▶ _TASK DESCRIPTION_
Could you retype all of the data below exactly as given?

▶ _EXCERPTED DATA_
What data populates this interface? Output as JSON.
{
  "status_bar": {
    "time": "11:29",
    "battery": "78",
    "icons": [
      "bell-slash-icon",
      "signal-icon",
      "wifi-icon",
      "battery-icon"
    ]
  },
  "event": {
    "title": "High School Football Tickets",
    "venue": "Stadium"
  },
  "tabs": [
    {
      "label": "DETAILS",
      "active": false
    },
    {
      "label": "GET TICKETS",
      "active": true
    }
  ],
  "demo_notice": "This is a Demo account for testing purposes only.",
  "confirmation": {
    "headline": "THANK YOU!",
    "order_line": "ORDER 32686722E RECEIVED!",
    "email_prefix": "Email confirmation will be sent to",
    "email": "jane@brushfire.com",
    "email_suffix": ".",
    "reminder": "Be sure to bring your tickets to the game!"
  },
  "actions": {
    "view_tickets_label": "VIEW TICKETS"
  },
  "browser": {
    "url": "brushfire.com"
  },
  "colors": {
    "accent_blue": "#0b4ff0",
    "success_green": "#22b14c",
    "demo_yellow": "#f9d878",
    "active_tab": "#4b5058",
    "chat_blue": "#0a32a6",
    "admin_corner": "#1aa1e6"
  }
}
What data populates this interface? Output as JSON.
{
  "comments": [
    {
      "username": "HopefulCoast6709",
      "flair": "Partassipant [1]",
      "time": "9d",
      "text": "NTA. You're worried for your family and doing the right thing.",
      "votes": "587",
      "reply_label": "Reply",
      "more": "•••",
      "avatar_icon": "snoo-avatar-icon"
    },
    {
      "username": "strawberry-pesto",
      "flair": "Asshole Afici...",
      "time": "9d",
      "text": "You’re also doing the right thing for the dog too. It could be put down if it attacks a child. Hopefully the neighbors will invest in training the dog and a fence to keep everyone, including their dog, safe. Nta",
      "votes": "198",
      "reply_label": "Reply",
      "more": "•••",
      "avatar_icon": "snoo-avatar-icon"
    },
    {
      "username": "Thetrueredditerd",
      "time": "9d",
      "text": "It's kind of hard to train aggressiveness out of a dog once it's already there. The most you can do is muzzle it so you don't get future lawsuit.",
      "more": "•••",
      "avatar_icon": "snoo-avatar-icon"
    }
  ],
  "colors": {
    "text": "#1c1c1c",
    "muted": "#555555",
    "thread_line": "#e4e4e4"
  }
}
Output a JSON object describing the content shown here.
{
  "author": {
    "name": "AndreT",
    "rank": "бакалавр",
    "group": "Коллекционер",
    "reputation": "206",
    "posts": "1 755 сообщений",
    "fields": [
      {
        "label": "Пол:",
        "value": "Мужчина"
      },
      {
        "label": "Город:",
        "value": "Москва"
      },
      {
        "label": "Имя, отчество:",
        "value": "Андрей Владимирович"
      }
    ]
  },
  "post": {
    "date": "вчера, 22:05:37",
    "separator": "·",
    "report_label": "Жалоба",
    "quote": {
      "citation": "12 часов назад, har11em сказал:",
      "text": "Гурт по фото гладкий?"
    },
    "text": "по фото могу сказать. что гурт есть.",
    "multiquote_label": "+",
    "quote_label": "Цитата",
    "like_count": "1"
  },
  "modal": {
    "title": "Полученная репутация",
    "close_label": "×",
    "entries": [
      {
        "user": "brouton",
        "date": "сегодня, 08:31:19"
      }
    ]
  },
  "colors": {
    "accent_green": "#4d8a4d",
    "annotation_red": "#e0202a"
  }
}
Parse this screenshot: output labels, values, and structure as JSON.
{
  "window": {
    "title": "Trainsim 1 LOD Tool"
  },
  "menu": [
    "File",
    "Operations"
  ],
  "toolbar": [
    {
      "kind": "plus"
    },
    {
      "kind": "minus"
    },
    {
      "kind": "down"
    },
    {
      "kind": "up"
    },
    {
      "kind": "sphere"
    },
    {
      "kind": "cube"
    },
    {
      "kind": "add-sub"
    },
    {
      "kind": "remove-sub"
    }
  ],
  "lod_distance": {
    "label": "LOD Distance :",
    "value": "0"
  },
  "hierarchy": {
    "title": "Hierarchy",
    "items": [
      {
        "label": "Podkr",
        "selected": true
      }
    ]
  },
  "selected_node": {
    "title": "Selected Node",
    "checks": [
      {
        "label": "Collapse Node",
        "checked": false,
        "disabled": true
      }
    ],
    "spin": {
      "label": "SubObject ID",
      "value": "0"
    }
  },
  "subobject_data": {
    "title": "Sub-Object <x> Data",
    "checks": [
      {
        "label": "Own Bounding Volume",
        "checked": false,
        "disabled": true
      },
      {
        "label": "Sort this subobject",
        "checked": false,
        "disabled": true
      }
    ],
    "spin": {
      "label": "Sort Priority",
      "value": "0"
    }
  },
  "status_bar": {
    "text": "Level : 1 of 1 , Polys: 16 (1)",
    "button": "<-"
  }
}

▶ _YOUR RESPONSE_
What data populates this interface? Output as JSON.
{
  "status_bar": {
    "time": "11:29",
    "battery": "78",
    "icons": [
      "bell-slash-icon",
      "signal-icon",
      "wifi-icon",
      "battery-icon"
    ]
  },
  "event": {
    "title": "High School Football Tickets",
    "venue": "Stadium"
  },
  "tabs": [
    {
      "label": "DETAILS",
      "active": false
    },
    {
      "label": "GET TICKETS",
      "active": true
    }
  ],
  "demo_notice": "This is a Demo account for testing purposes only.",
  "confirmation": {
    "headline": "THANK YOU!",
    "order_line": "ORDER 32686722E RECEIVED!",
    "email_prefix": "Email confirmation will be sent to",
    "email": "jane@brushfire.com",
    "email_suffix": ".",
    "reminder": "Be sure to bring your tickets to the game!"
  },
  "actions": {
    "view_tickets_label": "VIEW TICKETS"
  },
  "browser": {
    "url": "brushfire.com"
  },
  "colors": {
    "accent_blue": "#0b4ff0",
    "success_green": "#22b14c",
    "demo_yellow": "#f9d878",
    "active_tab": "#4b5058",
    "chat_blue": "#0a32a6",
    "admin_corner": "#1aa1e6"
  }
}
What data populates this interface? Output as JSON.
{
  "comments": [
    {
      "username": "HopefulCoast6709",
      "flair": "Partassipant [1]",
      "time": "9d",
      "text": "NTA. You're worried for your family and doing the right thing.",
      "votes": "587",
      "reply_label": "Reply",
      "more": "•••",
      "avatar_icon": "snoo-avatar-icon"
    },
    {
      "username": "strawberry-pesto",
      "flair": "Asshole Afici...",
      "time": "9d",
      "text": "You’re also doing the right thing for the dog too. It could be put down if it attacks a child. Hopefully the neighbors will invest in training the dog and a fence to keep everyone, including their dog, safe. Nta",
      "votes": "198",
      "reply_label": "Reply",
      "more": "•••",
      "avatar_icon": "snoo-avatar-icon"
    },
    {
      "username": "Thetrueredditerd",
      "time": "9d",
      "text": "It's kind of hard to train aggressiveness out of a dog once it's already there. The most you can do is muzzle it so you don't get future lawsuit.",
      "more": "•••",
      "avatar_icon": "snoo-avatar-icon"
    }
  ],
  "colors": {
    "text": "#1c1c1c",
    "muted": "#555555",
    "thread_line": "#e4e4e4"
  }
}
Output a JSON object describing the content shown here.
{
  "author": {
    "name": "AndreT",
    "rank": "бакалавр",
    "group": "Коллекционер",
    "reputation": "206",
    "posts": "1 755 сообщений",
    "fields": [
      {
        "label": "Пол:",
        "value": "Мужчина"
      },
      {
        "label": "Город:",
        "value": "Москва"
      },
      {
        "label": "Имя, отчество:",
        "value": "Андрей Владимирович"
      }
    ]
  },
  "post": {
    "date": "вчера, 22:05:37",
    "separator": "·",
    "report_label": "Жалоба",
    "quote": {
      "citation": "12 часов назад, har11em сказал:",
      "text": "Гурт по фото гладкий?"
    },
    "text": "по фото могу сказать. что гурт есть.",
    "multiquote_label": "+",
    "quote_label": "Цитата",
    "like_count": "1"
  },
  "modal": {
    "title": "Полученная репутация",
    "close_label": "×",
    "entries": [
      {
        "user": "brouton",
        "date": "сегодня, 08:31:19"
      }
    ]
  },
  "colors": {
    "accent_green": "#4d8a4d",
    "annotation_red": "#e0202a"
  }
}
Parse this screenshot: output labels, values, and structure as JSON.
{
  "window": {
    "title": "Trainsim 1 LOD Tool"
  },
  "menu": [
    "File",
    "Operations"
  ],
  "toolbar": [
    {
      "kind": "plus"
    },
    {
      "kind": "minus"
    },
    {
      "kind": "down"
    },
    {
      "kind": "up"
    },
    {
      "kind": "sphere"
    },
    {
      "kind": "cube"
    },
    {
      "kind": "add-sub"
    },
    {
      "kind": "remove-sub"
    }
  ],
  "lod_distance": {
    "label": "LOD Distance :",
    "value": "0"
  },
  "hierarchy": {
    "title": "Hierarchy",
    "items": [
      {
        "label": "Podkr",
        "selected": true
      }
    ]
  },
  "selected_node": {
    "title": "Selected Node",
    "checks": [
      {
        "label": "Collapse Node",
        "checked": false,
        "disabled": true
      }
    ],
    "spin": {
      "label": "SubObject ID",
      "value": "0"
    }
  },
  "subobject_data": {
    "title": "Sub-Object <x> Data",
    "checks": [
      {
        "label": "Own Bounding Volume",
        "checked": false,
        "disabled": true
      },
      {
        "label": "Sort this subobject",
        "checked": false,
        "disabled": true
      }
    ],
    "spin": {
      "label": "Sort Priority",
      "value": "0"
    }
  },
  "status_bar": {
    "text": "Level : 1 of 1 , Polys: 16 (1)",
    "button": "<-"
  }
}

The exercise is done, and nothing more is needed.